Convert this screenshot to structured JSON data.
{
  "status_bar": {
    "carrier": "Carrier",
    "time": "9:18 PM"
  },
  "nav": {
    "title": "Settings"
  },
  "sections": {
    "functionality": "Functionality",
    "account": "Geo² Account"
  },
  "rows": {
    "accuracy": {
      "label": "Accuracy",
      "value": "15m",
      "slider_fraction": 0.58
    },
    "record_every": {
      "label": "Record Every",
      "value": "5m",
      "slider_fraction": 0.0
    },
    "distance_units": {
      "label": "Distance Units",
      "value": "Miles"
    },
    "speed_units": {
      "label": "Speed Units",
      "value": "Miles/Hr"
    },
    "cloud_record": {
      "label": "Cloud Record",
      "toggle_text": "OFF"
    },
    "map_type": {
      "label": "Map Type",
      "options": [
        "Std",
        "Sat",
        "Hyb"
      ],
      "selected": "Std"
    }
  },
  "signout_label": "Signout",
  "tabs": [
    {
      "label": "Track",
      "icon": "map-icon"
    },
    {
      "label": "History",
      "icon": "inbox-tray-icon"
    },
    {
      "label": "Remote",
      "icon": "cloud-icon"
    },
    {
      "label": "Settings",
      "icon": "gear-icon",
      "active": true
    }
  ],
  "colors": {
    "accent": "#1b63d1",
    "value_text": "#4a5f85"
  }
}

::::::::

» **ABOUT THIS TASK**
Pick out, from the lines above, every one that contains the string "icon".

» **SOLUTION TO THIS EXERCISE**
      "icon": "map-icon"
      "icon": "inbox-tray-icon"
      "icon": "cloud-icon"
      "icon": "gear-icon",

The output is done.